U.S. officials believe they are close to settling some nagging disagreements with Japan that have held up for a month the signing of a landmark auto trade pact that averted an unprecedented confrontation between the two economic competitors.

A number of smoldering disputes over the wording of the agreement finally required the involvement of U.S. Trade Representative, Mickey Kantor, who was expected to settle the issue in the next few days with his Japanese counterpart, Ryutaro Hashimoto, these officials said Friday.But Mr. Hashimoto may be out of a job when the Japanese Cabinet is shuffled later this week, adding some uncertainty to this next step.

A senior U.S. official downplayed the dispute, in which he said Japanese bureaucrats were refusing to accept methods for collecting data on the auto parts market that they agreed to in principle when the auto pact was announced June 28.

Japanese officials retorted that the United States is seeking more than was committed to at that time in an effort to distort the data against Japanese companies.

The U.S. official said it often takes a month or more to nail down the final version of trade agreements reached in principle, and that the auto pact had fit this pattern.

Although the dispute could be resolved as soon as this weekend, according to a senior U.S. trade official, it did force Mr. Kantor's office to abandon

plans for a White House signing ceremony Tuesday that was to have been presided over by Vice President Al Gore.

The ceremony would have been a chance to show the depth of support for the agreement among auto companies and union officials, and counter the prevalent view in the United States that the Clinton administration caved to Japanese demands.

The White House was counting on the auto agreement's being a big political boost for President Clinton in auto manufacturing states such as Michigan, at least neutralizing the bad feeling among blue-collar workers there about Mr. Clinton's other big trade victory, the North American Free Trade Agreement.

But Mr. Kantor was booed by Michigan workers when he visited in early July, and public opinion about the auto pact has not warmed since then.

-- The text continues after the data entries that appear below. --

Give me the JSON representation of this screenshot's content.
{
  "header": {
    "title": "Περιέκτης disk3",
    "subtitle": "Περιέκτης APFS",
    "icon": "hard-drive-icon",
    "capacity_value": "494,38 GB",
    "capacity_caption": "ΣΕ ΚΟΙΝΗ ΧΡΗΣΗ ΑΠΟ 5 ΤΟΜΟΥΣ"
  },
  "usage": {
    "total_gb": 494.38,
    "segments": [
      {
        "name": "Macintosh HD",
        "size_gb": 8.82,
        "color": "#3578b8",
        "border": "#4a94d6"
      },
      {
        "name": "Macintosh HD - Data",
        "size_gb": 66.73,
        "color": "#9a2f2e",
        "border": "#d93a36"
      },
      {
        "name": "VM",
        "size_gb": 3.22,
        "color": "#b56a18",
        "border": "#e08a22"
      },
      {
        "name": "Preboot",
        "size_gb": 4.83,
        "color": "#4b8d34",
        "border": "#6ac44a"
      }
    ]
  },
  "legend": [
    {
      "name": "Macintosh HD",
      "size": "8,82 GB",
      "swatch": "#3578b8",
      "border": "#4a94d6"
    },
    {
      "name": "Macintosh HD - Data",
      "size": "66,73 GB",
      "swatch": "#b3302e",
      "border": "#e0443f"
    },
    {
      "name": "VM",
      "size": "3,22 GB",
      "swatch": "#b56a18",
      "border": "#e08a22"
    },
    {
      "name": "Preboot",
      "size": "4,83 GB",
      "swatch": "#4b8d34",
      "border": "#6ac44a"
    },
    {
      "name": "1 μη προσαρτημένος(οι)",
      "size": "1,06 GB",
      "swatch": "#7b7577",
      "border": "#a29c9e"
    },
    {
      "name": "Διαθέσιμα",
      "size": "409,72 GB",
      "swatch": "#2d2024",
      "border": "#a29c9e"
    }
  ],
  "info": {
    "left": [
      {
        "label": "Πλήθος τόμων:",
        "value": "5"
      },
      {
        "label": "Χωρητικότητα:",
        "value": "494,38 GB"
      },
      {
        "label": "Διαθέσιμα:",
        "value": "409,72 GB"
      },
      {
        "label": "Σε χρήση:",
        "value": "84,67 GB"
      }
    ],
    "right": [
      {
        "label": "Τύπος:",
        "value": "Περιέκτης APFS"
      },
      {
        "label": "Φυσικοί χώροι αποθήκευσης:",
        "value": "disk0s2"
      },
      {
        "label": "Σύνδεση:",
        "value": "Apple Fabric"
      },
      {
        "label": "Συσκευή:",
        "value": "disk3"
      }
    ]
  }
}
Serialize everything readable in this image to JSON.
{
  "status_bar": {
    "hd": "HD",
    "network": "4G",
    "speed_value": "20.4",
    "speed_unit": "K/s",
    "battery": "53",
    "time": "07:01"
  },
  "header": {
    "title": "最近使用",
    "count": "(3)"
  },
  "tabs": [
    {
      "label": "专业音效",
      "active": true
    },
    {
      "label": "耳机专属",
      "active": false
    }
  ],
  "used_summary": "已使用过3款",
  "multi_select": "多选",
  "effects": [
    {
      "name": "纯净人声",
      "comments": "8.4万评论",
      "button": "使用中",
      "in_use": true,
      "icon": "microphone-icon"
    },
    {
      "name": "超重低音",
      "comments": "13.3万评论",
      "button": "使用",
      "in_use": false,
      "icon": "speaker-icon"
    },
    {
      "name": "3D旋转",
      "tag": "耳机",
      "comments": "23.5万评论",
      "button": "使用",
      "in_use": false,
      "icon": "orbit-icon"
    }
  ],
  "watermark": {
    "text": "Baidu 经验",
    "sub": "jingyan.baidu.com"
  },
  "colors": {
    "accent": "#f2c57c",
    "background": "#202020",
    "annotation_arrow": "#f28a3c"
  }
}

This was not what administration officials expected when they went to the brink of imposing $5.9 billion a year in trade sanctions on Japan in the auto dispute. The threat - which would have effectively blocked all imports of Japanese-made luxury cars - at first earned Mr. Clinton some credit from those who believed the United States had never before been credible in its trade threats to Japan.

After months of contentious negotiations, the two governments announced a new agreement on June 28 to promote sales of U.S.-made autos and auto parts. Aside from new promises by Japanese automakers to buy more American-made parts, the government of Japan agreed to deregulate its auto repair market and monitor the proportion of American-made parts in autos made at Japanese-owned ''transplant" factories in the United States.

It is over this latter point - monitoring - that the dispute has arisen, and officials from both sides say this is holding up the auto agreement.

The dispute centers on a piece of legislation that Japanese government and industry have long been unhappy about - the American Auto Labeling Act. The act uses some unusually strict rules to decide what can be counted as ''American" content in a car.

Among other things, it excludes all labor costs. This is different from the standard used for labeling other products in the United States, and throughout the world, where factory labor costs are included in making this calculation.

The result, complain Japanese officials, is that many Japanese-made components imported into the United States and further transformed for use at Japanese-owned transplant factories are unfairly considered 100 percent Japanese-made.

U.S. officials claim the Labeling Act's count of American content in Japanese cars was one of many "indicators" or "data points" agreed to by the two governments as a kind of neutral measurement of the proportion of U.S. parts in Japanese-made cars. Japanese officials also agreed to use the act as one criterion for measuring progress under the agreement, a less neutral barometer that will actually be used to decide if Japan is complying with the trade pact, according to a U.S. industry official.

Japanese officials claim they never agreed to use the act in either of these two respects. Instead, they are emphasizing another criterion for measuring progress, the special local content rules for automobile under the North American Free Trade Agreement. These rules - used to establish if a car assembled in North America can be shipped elsewhere on the continent under Nafta's reduced duty rates - are more liberal than the Labeling Act and include most factory labor costs.